> [Material to process]:
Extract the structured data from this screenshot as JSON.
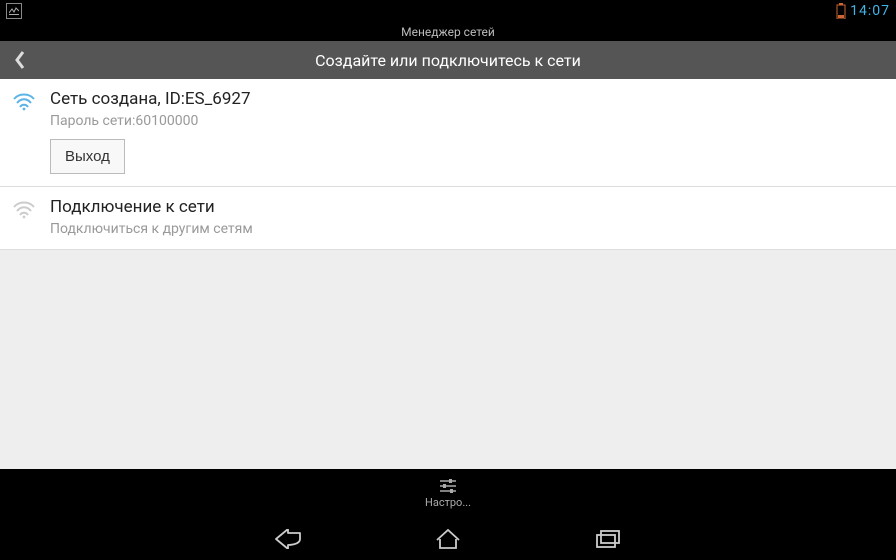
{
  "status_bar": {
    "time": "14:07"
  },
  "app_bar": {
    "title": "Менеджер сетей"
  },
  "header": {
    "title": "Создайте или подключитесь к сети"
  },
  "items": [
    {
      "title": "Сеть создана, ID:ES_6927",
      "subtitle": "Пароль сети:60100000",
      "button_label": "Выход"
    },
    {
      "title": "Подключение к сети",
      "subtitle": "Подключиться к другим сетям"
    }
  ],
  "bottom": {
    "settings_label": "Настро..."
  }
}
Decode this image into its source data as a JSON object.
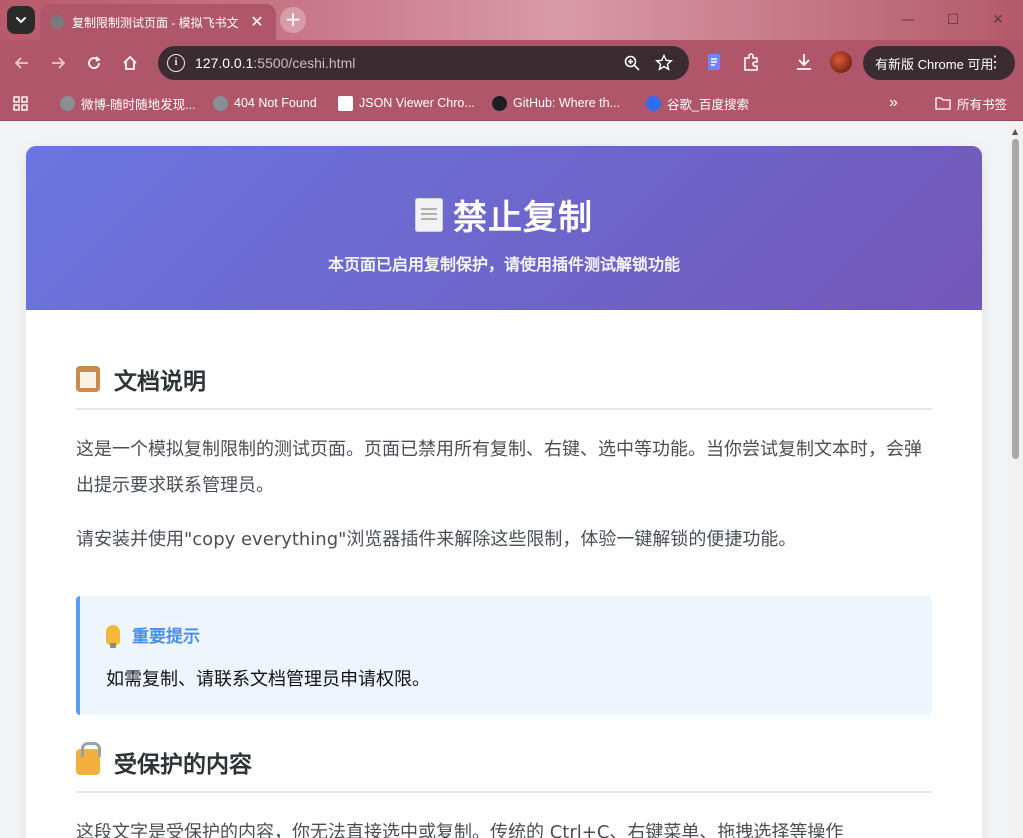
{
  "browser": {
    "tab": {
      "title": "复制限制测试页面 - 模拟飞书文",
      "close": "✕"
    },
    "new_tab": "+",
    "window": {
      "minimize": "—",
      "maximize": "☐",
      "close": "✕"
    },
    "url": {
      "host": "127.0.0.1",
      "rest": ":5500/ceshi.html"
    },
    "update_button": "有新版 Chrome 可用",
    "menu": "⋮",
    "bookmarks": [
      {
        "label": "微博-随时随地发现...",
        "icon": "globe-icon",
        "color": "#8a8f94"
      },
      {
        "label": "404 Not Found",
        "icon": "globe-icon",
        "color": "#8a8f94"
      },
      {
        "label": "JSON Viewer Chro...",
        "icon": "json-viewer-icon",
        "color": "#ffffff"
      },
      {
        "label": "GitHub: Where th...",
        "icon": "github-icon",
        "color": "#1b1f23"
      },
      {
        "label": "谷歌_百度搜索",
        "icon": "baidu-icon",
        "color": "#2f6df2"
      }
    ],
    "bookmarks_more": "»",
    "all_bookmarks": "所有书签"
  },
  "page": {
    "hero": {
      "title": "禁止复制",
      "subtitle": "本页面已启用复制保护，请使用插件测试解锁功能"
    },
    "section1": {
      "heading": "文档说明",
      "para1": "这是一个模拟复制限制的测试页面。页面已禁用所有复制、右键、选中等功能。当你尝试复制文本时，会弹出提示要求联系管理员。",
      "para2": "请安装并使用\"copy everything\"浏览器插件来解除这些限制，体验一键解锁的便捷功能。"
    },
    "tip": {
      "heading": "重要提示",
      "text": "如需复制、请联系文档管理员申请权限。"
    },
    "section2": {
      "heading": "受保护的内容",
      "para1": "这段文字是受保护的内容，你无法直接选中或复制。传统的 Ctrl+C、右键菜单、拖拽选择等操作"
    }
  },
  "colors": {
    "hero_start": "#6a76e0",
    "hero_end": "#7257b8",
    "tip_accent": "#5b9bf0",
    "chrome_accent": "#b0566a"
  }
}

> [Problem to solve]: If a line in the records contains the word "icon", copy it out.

> [Expected answer]:
        "icon": "globe-icon",
        "icon": "globe-icon",
        "icon": "json-viewer-icon",
        "icon": "github-icon",
        "icon": "baidu-icon",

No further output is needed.